The Wild still lingered in him and the wolf in him merely slept. (Jack London)
In the summer of 1897, Jack London, author of books such as Call of the Wild and White Fang set sail to join the Klondike Gold Rush. He would develop scurvy and lose his front teeth in the harsh conditions, but the experience would also inspire him to write the first of his successful fiction. (Goodreads Quote of the Day for July 25, 2015)
Seeing Jack London highlighted on Goodreads a couple of days ago had me remembering our trip in 2010 to Jack London State Historic Park in Northern California. This park encompasses what London called, Beauty Ranch, and contains the cottage in which the author wrote.
Jack London had a strong work ethic and writing philosophy. He saw his craft as a profitable chore. The products of his lively imagination were a means to an end.
“I write for no other purpose than to add to the beauty that now belongs to me. I write a book for no other reason than to add three or four hundred acres to my magnificent estate.”
I found this quote disconcerting. It seemed such a calculated attitude to take towards the craft of writing. I couldn’t square London’s somewhat utilitarian attitude with my own memories of how his work had moved me. Call of the Wild broke my heart and not just as a youngster. I had the same tear-filled-eyes experience when reading it to students years later.
Once again, I am reminded of Paul Ricoeur’s thoughts on interpretation as the realm of the reader. Whatever impetus brought Jack London to the act of writing matters not when it comes to how his work made me feel.
Andy Warhol said this well.
“Don’t think about making art, just get it done. Let everyone else decide whether it’s good or bad, whether they love it or hate it. While they are deciding, make even more art.”
When we were getting ready to move to Vanuatu, I found Jack London’s “Tales of the South Pacific.” He’s well known for his stories of Alaska, so it was fun to read his tales from a warmer clime. He would have sailed around the world on the Snark, but his health problems caused him to turn around.

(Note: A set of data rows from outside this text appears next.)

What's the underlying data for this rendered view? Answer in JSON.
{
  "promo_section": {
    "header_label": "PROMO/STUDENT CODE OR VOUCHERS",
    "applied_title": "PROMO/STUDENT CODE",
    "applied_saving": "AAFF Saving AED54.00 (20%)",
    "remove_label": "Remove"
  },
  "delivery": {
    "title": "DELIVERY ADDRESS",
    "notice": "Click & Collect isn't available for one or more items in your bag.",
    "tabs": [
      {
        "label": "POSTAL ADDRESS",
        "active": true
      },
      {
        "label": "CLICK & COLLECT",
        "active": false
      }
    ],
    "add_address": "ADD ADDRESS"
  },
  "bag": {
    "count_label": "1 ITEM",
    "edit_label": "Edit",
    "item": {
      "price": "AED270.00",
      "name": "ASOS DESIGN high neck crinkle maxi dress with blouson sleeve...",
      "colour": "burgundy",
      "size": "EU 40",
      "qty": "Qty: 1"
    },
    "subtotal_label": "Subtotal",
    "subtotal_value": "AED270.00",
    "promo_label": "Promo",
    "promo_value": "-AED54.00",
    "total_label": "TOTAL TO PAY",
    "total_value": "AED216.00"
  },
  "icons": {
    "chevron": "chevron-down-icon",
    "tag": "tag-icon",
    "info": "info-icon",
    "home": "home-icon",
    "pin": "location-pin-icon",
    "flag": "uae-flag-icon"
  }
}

That was one of the saddest things I found when touring through his beautiful writing cottage and the large museum house on the Beauty Ranch – he died so young.
I write for no other purpose than to open possibilities for living without transferring fossil carbon to the air we breathe. I would write every day @5AM for no other reason than to keep the climate we’re changing from killing so many species. I’ve not yet found a storyline that will introduce young adults to exciting venues that may challenge them to undertake ways of living that diminish impacts on the environment we share with species that support us.
Now that is dedication to a cause and I look forward to the time you come up with an idea that will inspire young people on this issue.
The Warhol quote really resonates with me, Fran. Ah…Call of the Wild…definitely a tearjerker for me too.
I like the fact that Warhol says don’t think about it – do it! Sometimes we just need to get over ourselves and get down to it. People will think what they will think.
I love that quote. I remember reading Cry of the Wolf as a kid and never forgot it. Thanks for sharing.
Thanks for stopping by and I’m so glad the quote resonated.
That must have been a fascinating visit.
Yes, it was! On that same trip we went to Salinas and did a tour of the John Steinbeck Center – a must see, as well. I couldn’t help contrasting Steinbeck’s writer’s philosophy with London’s. Two such talented men who approached their work from very different angles.
How lucky to have access to such literary riches.
Nothing better than a Jack London tale about “the white silence” on those frigid winter days that will be here before we realize it. Love his work!
Yes, indeed. But I would recommend London’s chilly tales for the sweltering days of summer, too. What better way to cool off?
I’m unfamiliar with London, but he was clearly a great writer and honest with it. I bet he didn’t give writing tips.
London would probably say – get in the chair and get it done. It’s a job. Sometimes you have to admire the pragmatics among us.
You presented a beautiful man who will have his public take him a as he is.
Thank you. There is something to be said for simply letting the work speak for itself and getting on with life.
I was interested to learn more about Jack London as he was a friend of the Scottish artist George Leslie Hunter who at the end of the 19th/beginning of the 20th century earned a precarious living in the city as an independent book and newspaper illustrator. He was to have a major exhibition in 1906 when the earthquake struck and all his works were destroyed, after which he returned to Scotland. But from what I can gather, he and London seem to have been close friends.
I am often amazed at the way the artistic worlds overlap – actors hanging out with writers, artists developing relationships with actors and authors. Unbelievably bad fortune to have all your work destroyed in an earthquake right before a major exhibition. There is a clear message in that – all we do is transitory. I cringe as I type those words.